Morning planets and the partially eclipsed moon at 7 a.m. this morning, January 31, 2018. Click on the image to enlarge. Created using Stellarium.

Jupiter and moons

Jupiter and its moons at 7 a.m. this morning January 31, 2018. Created using Cartes du Ciel (Sky Charts).

Saturn and moons

Saturn and its brighter moons at 7 a.m. this morning January 31, 2018. Created using Cartes du Ciel (Sky Charts).

Planets at sunset and sunrise of a single night

Planets at sunset and sunrise of a single night starting with sunset on the right on January 31, 2018. The night ends on the left with sunrise on February 1st. Click on the image to enlarge. Created using my LookingUp program.

01/24/2018 – Ephemeris – Our weekly look at the bright planets

January 24, 2018 1 comment

Ephemeris for Wednesday, January 24th. The Sun will rise at 8:10. It’ll be up for 9 hours and 30 minutes, setting at 5:40. The Moon, at first quarter today, will set at 1:38 tomorrow morning.

Let’s take our weekly look at the bright planets. All of the bright naked eye planets save one are in the morning sky now, but Venus sets only 14 minutes after the Sun. At 7 this morning Jupiter is in the south-southeast and is a lot brighter than Mars, below and left of it. Saturn is very low in the southeast. Jupiter will rise at 2:44 a.m. tomorrow with Mars following at 3:30. And Saturn will rise at 6:15. Saturn’s rise times will increase by 3 to 4 minutes each morning. It will be in a lot better position to spot in the coming weeks. The morning sky you’ll see at 7 a.m. will be the same stars as in the early summer sky with the summer triangle in the east. Scorpius is rising with the red star Antares below and left of Mars.

The times given are for the Traverse City/Interlochen area of Michigan. They may be different for your location.

Addendum

Binocular Moon

The first quarter Moon as it might be seen in binoculars at 8 p.m. tonight. January 24, 2017. Created using Stellarium.

Morning Planets

Jupiter and Mars are easily visible, but Saturn is low in the southeast at 7 this the morning, January 24, 2018. Click on the image to enlarge. Created using Stellarium.

Jupiter and its moons

Jupiter and its moons at 7 a.m. this morning January 25, 2018. Created using Cartes du Ciel (Sky Charts).

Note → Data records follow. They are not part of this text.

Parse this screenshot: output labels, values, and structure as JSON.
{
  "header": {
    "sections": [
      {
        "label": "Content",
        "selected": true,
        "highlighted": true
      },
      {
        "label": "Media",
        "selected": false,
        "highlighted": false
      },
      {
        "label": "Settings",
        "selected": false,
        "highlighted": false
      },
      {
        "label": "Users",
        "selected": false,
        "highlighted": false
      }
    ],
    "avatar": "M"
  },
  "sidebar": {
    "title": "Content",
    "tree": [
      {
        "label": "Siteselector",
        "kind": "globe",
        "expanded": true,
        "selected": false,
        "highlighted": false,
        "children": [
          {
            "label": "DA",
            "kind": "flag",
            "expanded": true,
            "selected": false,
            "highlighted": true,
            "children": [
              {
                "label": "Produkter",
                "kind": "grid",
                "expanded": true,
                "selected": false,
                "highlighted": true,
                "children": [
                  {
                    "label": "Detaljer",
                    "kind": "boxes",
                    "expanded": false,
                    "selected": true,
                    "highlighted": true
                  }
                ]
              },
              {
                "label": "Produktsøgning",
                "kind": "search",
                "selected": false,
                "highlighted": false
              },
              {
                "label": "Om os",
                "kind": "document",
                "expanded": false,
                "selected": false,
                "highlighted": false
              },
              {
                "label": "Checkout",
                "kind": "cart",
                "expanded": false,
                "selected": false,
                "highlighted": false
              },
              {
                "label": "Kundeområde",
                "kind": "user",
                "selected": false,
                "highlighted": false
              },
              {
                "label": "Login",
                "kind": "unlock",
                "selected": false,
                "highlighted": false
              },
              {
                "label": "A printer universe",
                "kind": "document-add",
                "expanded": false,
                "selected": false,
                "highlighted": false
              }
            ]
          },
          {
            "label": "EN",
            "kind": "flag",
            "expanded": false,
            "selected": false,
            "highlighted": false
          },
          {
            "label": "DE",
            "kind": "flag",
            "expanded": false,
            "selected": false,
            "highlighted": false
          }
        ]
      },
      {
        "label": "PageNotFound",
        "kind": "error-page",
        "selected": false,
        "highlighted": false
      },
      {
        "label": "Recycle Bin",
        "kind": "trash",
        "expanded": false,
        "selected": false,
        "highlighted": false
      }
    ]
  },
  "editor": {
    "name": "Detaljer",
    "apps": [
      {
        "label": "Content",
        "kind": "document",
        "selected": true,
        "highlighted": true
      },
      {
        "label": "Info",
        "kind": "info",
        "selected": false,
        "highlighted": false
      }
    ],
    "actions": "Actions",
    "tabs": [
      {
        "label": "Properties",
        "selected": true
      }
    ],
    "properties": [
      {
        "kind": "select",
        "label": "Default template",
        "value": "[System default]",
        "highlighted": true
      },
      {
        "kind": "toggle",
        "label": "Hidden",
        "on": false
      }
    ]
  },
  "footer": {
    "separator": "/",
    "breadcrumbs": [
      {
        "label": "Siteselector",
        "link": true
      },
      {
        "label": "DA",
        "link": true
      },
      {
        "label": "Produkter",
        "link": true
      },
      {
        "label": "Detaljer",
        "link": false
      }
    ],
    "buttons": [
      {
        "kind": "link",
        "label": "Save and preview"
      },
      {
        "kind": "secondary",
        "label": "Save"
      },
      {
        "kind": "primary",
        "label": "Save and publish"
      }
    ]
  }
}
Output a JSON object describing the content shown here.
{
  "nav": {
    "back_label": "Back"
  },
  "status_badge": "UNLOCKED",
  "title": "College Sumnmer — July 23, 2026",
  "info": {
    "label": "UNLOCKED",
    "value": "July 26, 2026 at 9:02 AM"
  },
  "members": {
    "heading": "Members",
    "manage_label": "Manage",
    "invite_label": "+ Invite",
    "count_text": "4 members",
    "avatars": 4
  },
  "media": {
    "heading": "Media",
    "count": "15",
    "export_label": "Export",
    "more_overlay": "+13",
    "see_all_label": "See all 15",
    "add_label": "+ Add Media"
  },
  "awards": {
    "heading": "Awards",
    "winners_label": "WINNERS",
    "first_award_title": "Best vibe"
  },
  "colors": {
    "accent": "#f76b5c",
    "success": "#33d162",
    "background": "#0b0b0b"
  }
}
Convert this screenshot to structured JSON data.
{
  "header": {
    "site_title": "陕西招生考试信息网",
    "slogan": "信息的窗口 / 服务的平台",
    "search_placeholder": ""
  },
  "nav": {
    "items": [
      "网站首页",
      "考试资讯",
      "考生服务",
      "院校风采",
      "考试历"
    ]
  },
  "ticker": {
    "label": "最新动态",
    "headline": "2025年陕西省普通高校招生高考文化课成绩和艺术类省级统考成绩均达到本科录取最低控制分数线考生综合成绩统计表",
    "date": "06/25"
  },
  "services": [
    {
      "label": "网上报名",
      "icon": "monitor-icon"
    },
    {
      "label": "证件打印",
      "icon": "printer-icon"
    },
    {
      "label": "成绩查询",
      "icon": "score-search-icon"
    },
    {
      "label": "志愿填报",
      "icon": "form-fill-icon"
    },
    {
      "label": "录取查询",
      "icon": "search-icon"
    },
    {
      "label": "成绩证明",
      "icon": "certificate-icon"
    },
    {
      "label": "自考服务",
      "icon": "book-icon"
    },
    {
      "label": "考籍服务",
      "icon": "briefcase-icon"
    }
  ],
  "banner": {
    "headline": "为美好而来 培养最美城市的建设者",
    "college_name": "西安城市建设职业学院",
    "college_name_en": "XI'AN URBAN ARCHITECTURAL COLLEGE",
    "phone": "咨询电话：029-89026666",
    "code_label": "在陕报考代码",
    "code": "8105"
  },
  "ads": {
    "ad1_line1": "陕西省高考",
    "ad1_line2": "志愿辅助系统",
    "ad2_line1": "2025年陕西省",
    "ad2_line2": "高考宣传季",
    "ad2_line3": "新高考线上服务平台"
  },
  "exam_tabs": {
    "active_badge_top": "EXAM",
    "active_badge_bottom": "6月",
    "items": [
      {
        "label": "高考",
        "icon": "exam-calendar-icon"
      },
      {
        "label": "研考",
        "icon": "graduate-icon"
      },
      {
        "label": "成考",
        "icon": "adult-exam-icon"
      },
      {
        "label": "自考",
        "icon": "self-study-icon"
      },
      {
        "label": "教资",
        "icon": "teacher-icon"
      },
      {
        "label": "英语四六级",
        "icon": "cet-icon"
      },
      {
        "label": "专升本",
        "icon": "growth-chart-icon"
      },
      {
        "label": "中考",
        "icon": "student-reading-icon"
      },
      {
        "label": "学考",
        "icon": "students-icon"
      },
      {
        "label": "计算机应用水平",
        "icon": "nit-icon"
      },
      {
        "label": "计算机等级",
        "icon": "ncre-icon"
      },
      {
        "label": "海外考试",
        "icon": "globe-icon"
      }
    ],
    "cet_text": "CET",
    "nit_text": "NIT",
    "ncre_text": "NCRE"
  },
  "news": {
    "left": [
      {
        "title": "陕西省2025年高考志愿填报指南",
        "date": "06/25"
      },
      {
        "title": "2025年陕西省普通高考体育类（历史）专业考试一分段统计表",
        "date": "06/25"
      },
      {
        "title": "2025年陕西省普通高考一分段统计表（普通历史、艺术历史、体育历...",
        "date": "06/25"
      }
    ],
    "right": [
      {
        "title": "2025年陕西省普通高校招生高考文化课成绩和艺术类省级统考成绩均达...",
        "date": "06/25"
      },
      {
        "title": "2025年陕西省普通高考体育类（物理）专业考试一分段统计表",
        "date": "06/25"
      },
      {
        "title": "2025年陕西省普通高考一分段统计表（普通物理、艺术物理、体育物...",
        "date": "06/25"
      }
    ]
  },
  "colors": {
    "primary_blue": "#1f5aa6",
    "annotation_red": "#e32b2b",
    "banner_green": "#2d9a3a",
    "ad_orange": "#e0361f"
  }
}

Planets at sunset and sunrise of a single night starting with sunset on the right on January 24, 2018. The night ends on the left with sunrise on the 25th. Click on the image to enlarge. Created using my LookingUp program.